▸ PROBLEM DESCRIPTION
In the data below, find every line with the string "class" and pull it out.

(Page and application data records)
-- -- --
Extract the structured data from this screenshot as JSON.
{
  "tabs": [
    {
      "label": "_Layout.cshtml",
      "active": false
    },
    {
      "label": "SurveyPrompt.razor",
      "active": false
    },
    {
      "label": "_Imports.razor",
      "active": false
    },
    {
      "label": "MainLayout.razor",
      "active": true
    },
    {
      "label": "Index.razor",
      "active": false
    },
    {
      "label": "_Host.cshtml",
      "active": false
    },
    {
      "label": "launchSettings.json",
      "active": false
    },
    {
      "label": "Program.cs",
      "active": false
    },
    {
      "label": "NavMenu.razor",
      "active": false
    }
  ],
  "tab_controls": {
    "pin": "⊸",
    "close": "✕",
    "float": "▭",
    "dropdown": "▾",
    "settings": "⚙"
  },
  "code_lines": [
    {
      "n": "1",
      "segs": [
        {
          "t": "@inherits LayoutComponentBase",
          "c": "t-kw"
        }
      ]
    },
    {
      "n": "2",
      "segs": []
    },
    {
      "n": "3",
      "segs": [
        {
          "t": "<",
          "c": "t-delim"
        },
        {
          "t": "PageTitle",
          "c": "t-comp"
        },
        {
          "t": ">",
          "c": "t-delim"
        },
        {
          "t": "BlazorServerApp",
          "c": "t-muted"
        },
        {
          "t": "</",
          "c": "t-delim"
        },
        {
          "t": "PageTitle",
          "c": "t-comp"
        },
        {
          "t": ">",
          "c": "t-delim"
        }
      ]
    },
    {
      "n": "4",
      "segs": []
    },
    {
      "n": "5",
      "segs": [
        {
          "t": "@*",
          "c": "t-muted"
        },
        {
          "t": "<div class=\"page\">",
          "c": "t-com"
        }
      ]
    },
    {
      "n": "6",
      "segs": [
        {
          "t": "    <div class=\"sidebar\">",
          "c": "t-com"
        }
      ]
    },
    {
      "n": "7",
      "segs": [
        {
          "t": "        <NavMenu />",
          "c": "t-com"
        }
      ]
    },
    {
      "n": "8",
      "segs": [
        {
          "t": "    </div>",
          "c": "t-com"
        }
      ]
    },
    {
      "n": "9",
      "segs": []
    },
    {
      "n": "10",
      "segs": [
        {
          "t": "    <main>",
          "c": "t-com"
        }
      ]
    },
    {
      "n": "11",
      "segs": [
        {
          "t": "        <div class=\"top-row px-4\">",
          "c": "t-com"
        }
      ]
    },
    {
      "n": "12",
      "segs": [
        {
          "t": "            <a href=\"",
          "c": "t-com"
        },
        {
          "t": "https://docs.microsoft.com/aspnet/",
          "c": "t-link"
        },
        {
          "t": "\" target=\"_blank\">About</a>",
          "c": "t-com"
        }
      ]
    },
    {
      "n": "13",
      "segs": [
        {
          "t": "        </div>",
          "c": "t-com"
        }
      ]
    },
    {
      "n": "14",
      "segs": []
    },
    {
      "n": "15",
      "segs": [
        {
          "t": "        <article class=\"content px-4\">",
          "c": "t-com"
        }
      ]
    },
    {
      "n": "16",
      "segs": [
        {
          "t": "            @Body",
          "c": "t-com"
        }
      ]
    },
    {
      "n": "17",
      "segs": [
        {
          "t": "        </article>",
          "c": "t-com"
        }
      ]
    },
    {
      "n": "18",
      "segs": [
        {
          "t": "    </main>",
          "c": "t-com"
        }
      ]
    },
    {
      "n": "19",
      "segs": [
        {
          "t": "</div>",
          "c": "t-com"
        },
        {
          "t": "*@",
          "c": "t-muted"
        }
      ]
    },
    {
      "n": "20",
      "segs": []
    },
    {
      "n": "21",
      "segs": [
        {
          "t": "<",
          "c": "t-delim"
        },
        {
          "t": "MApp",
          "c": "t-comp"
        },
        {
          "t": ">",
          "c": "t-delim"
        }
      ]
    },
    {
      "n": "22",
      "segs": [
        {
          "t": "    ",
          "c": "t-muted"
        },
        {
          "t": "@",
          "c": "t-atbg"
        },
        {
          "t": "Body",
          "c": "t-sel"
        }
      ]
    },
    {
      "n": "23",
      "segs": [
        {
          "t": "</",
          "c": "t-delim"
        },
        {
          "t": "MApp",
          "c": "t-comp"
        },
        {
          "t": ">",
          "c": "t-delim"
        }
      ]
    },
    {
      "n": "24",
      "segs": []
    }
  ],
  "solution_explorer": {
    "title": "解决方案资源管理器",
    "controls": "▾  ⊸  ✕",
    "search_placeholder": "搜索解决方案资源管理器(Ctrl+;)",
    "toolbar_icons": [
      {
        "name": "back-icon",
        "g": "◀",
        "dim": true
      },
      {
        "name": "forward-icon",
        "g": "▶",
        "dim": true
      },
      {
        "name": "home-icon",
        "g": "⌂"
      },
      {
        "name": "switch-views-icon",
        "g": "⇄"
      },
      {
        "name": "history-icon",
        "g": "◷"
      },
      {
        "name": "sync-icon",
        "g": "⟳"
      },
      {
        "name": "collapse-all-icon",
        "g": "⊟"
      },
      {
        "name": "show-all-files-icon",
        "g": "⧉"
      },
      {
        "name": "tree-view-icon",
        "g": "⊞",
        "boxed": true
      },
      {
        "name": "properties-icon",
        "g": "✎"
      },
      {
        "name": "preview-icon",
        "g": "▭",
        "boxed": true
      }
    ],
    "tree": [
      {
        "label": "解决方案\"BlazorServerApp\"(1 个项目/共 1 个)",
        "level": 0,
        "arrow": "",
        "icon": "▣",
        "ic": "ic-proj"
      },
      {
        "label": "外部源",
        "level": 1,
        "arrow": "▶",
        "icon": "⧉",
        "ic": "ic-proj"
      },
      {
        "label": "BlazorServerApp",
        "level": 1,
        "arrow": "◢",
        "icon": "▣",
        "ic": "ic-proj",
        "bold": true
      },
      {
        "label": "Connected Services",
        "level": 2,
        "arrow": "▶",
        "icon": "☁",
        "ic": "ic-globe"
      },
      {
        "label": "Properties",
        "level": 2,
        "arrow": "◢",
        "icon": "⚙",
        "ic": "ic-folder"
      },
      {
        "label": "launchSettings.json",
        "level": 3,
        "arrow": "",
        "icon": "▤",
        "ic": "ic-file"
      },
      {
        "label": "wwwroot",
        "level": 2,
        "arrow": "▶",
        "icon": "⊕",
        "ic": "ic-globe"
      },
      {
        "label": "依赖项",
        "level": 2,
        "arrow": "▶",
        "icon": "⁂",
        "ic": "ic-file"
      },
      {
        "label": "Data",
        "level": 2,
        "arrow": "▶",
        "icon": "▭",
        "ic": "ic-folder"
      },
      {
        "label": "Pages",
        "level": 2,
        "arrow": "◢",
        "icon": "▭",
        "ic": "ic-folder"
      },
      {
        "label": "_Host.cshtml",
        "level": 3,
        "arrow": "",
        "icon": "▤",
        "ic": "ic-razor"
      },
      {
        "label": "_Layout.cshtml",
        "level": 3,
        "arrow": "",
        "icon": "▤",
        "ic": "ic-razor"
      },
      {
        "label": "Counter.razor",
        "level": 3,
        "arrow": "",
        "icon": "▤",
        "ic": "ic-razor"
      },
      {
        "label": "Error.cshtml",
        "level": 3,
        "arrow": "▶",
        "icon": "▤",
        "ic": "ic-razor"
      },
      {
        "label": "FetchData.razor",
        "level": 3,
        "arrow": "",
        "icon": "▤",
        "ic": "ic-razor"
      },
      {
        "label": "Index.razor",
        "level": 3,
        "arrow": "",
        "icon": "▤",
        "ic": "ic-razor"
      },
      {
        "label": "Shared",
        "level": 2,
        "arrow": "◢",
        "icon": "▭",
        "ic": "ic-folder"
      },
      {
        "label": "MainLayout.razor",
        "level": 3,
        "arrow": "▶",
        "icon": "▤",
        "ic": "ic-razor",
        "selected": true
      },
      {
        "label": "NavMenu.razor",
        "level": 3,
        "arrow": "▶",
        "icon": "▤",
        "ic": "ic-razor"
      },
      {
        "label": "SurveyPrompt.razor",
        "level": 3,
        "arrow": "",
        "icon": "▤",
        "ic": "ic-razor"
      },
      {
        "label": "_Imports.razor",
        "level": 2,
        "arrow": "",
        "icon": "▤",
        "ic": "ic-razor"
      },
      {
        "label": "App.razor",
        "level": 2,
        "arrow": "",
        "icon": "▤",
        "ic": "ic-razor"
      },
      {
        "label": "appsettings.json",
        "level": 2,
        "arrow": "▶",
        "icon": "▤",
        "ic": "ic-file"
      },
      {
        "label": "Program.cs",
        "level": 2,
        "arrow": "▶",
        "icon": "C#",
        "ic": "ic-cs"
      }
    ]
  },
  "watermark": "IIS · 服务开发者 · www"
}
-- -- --
▸ ANSWER BOX
          "t": "<div class=\"page\">",
          "t": "    <div class=\"sidebar\">",
          "t": "        <div class=\"top-row px-4\">",
          "t": "        <article class=\"content px-4\">",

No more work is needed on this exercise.